(Stored entries)
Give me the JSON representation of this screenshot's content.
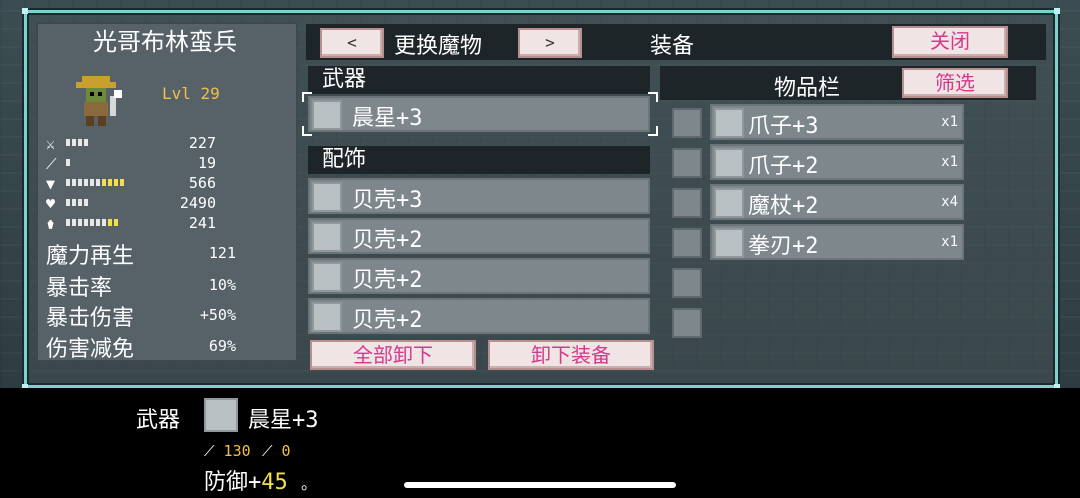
{
  "character": {
    "name": "光哥布林蛮兵",
    "level": "Lvl 29",
    "stats": [
      {
        "icon": "sword-icon",
        "value": "227",
        "bars": 4,
        "yellow": 0
      },
      {
        "icon": "wand-icon",
        "value": "19",
        "bars": 1,
        "yellow": 0
      },
      {
        "icon": "shield-icon",
        "value": "566",
        "bars": 6,
        "yellow": 4
      },
      {
        "icon": "heart-icon",
        "value": "2490",
        "bars": 4,
        "yellow": 0
      },
      {
        "icon": "potion-icon",
        "value": "241",
        "bars": 7,
        "yellow": 2
      }
    ],
    "text_stats": [
      {
        "label": "魔力再生",
        "value": "121"
      },
      {
        "label": "暴击率",
        "value": "10%"
      },
      {
        "label": "暴击伤害",
        "value": "+50%"
      },
      {
        "label": "伤害减免",
        "value": "69%"
      }
    ]
  },
  "topbar": {
    "prev": "<",
    "title": "更换魔物",
    "next": ">",
    "equip_title": "装备",
    "close": "关闭"
  },
  "sections": {
    "weapon": "武器",
    "accessory": "配饰",
    "inventory": "物品栏",
    "filter": "筛选"
  },
  "weapon_items": [
    {
      "name": "晨星+3",
      "icon": "morningstar-icon"
    }
  ],
  "accessory_items": [
    {
      "name": "贝壳+3",
      "icon": "shell-icon"
    },
    {
      "name": "贝壳+2",
      "icon": "shell-icon"
    },
    {
      "name": "贝壳+2",
      "icon": "shell-icon"
    },
    {
      "name": "贝壳+2",
      "icon": "shell-icon"
    }
  ],
  "buttons": {
    "unequip_all": "全部卸下",
    "unequip": "卸下装备"
  },
  "inventory_items": [
    {
      "name": "爪子+3",
      "qty": "x1",
      "icon": "claw-icon"
    },
    {
      "name": "爪子+2",
      "qty": "x1",
      "icon": "claw-icon"
    },
    {
      "name": "魔杖+2",
      "qty": "x4",
      "icon": "wand-icon"
    },
    {
      "name": "拳刃+2",
      "qty": "x1",
      "icon": "fist-blade-icon"
    }
  ],
  "filter_icons": [
    "gauntlet-icon",
    "claw-icon",
    "gauntlet-icon",
    "wand-icon",
    "claw-icon",
    "claw-icon"
  ],
  "tooltip": {
    "slot_label": "武器",
    "item_name": "晨星+3",
    "atk": "130",
    "mag": "0",
    "defense_label": "防御+",
    "defense_value": "45",
    "dot": "。"
  },
  "colors": {
    "frame": "#7fd0d0",
    "button_text": "#d43a8c",
    "level": "#f2c04a",
    "highlight": "#f2e04a"
  }
}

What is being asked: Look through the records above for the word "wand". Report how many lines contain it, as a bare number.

Response for this exercise: 3